◆ ABOUT THIS EXERCISE: Please return every line of the records that contains the word "Asesorías".

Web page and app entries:
*****
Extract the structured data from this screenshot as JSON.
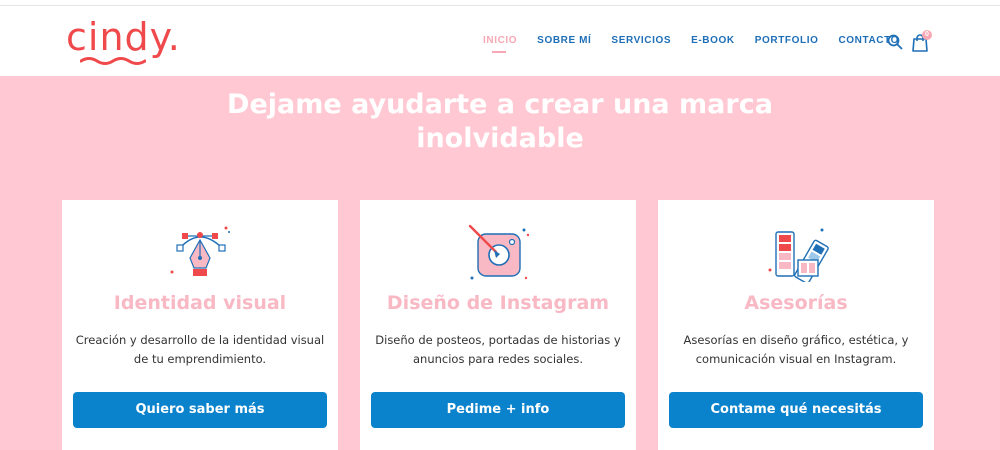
{
  "logo": {
    "text": "cindy."
  },
  "nav": {
    "items": [
      {
        "label": "INICIO",
        "active": true
      },
      {
        "label": "SOBRE MÍ"
      },
      {
        "label": "SERVICIOS"
      },
      {
        "label": "E-BOOK"
      },
      {
        "label": "PORTFOLIO"
      },
      {
        "label": "CONTACTO"
      }
    ],
    "cart_count": "0"
  },
  "hero": {
    "title_line1": "Dejame ayudarte a crear una marca",
    "title_line2": "inolvidable"
  },
  "cards": [
    {
      "icon": "pen-tool-icon",
      "title": "Identidad visual",
      "description": "Creación y desarrollo de la identidad visual de tu emprendimiento.",
      "button": "Quiero saber más"
    },
    {
      "icon": "instagram-design-icon",
      "title": "Diseño de Instagram",
      "description": "Diseño de posteos, portadas de historias y anuncios para redes sociales.",
      "button": "Pedime + info"
    },
    {
      "icon": "color-swatch-icon",
      "title": "Asesorías",
      "description": "Asesorías en diseño gráfico, estética, y comunicación visual en Instagram.",
      "button": "Contame qué necesitás"
    }
  ],
  "colors": {
    "brand": "#f0494b",
    "pink": "#ffc8d2",
    "accent_blue": "#0b82cc",
    "nav_blue": "#1f6fb7",
    "title_pink": "#f8b8c4"
  }
}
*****
◆ YOUR RESPONSE:
      "title": "Asesorías",
      "description": "Asesorías en diseño gráfico, estética, y comunicación visual en Instagram.",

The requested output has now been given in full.